Data records
----

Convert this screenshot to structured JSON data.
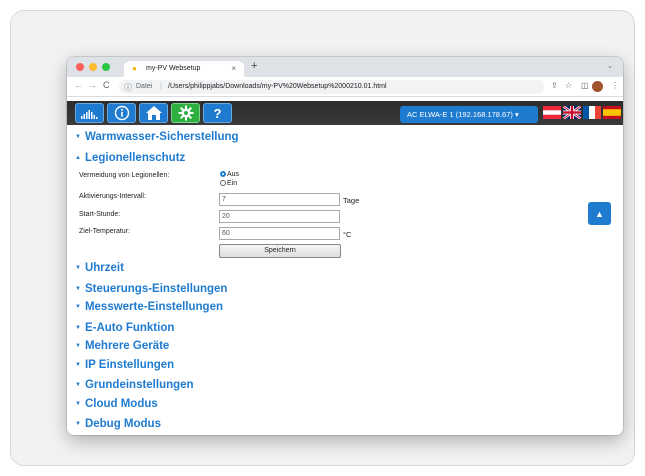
{
  "browser": {
    "tab_title": "my-PV Websetup",
    "tab_close": "×",
    "new_tab": "+",
    "tab_menu": "⌄",
    "omnibox_label": "Datei",
    "url": "/Users/philippjabs/Downloads/my-PV%20Websetup%2000210.01.html",
    "back": "←",
    "forward": "→",
    "reload": "C",
    "colors": {
      "close": "#ff5f57",
      "minimize": "#febc2e",
      "maximize": "#28c840"
    }
  },
  "nav": {
    "icons": [
      "chart-icon",
      "info-icon",
      "home-icon",
      "gear-icon",
      "help-icon"
    ],
    "help_label": "?",
    "device_select": "AC ELWA-E 1 (192.168.178.67) ▾"
  },
  "flags": [
    "austria",
    "united-kingdom",
    "france",
    "spain"
  ],
  "sections": {
    "warmwasser": "Warmwasser-Sicherstellung",
    "legionellen": "Legionellenschutz",
    "uhrzeit": "Uhrzeit",
    "steuerung": "Steuerungs-Einstellungen",
    "messwerte": "Messwerte-Einstellungen",
    "eauto": "E-Auto Funktion",
    "mehrere": "Mehrere Geräte",
    "ip": "IP Einstellungen",
    "grund": "Grundeinstellungen",
    "cloud": "Cloud Modus",
    "debug": "Debug Modus"
  },
  "legionellen_form": {
    "vermeidung_label": "Vermeidung von Legionellen:",
    "option_aus": "Aus",
    "option_ein": "Ein",
    "selected": "Aus",
    "intervall_label": "Aktivierungs-Intervall:",
    "intervall_value": "7",
    "intervall_unit": "Tage",
    "startstunde_label": "Start-Stunde:",
    "startstunde_value": "20",
    "ziel_label": "Ziel-Temperatur:",
    "ziel_value": "60",
    "ziel_unit": "°C",
    "save_label": "Speichern"
  },
  "accent_color": "#1f7bd0"
}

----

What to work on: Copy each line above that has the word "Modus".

Answer for the task:
    "cloud": "Cloud Modus",
    "debug": "Debug Modus"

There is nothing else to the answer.